Task details - All lines with the word "will" are to be found and copied from the listing.

Material provided -
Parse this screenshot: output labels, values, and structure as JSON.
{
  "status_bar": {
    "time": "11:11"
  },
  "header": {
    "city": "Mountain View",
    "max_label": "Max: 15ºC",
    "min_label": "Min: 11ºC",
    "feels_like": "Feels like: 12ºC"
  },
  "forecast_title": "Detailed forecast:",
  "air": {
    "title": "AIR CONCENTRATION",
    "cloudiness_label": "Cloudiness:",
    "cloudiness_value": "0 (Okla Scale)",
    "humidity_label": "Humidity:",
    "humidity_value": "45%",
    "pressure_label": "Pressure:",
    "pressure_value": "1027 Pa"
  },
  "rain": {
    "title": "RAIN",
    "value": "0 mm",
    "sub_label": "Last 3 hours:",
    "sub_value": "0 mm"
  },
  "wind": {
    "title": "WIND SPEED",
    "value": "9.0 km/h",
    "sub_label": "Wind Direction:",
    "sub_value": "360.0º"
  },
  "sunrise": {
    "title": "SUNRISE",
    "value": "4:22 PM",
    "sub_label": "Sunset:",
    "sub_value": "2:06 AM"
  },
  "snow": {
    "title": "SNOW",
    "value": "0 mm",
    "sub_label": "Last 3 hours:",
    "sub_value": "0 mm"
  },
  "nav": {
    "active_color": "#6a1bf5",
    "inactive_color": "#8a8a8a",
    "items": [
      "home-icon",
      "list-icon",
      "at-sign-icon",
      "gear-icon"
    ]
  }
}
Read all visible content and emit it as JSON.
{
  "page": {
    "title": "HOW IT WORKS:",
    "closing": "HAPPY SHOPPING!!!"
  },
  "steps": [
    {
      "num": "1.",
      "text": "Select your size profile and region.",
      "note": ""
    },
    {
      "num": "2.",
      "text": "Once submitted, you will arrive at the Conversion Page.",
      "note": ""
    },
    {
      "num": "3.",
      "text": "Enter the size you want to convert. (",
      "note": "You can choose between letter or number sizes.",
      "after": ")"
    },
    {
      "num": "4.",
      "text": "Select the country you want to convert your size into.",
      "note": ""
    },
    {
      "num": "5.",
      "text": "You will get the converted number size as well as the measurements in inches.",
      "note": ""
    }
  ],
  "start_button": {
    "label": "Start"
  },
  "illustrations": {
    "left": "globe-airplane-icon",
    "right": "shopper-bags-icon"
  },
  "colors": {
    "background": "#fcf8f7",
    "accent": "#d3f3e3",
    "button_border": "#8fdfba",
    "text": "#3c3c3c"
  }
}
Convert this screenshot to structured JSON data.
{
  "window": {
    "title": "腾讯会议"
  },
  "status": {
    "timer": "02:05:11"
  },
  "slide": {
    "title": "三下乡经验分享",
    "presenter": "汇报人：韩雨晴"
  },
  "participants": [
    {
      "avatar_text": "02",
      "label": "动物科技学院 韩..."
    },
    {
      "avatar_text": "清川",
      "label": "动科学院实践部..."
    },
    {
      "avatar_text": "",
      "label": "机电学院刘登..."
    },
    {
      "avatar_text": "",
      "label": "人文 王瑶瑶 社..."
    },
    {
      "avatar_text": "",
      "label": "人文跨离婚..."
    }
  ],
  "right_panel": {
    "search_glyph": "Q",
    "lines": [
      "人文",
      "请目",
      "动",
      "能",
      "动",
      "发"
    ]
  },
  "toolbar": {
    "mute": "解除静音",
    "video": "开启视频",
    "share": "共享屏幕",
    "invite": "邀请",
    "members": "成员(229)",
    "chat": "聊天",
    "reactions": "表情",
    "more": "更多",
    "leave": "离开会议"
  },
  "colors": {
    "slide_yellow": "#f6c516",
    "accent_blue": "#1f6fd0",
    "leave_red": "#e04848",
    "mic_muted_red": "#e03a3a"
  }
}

Exercise solution -
      "text": "Once submitted, you will arrive at the Conversion Page.",
      "text": "You will get the converted number size as well as the measurements in inches.",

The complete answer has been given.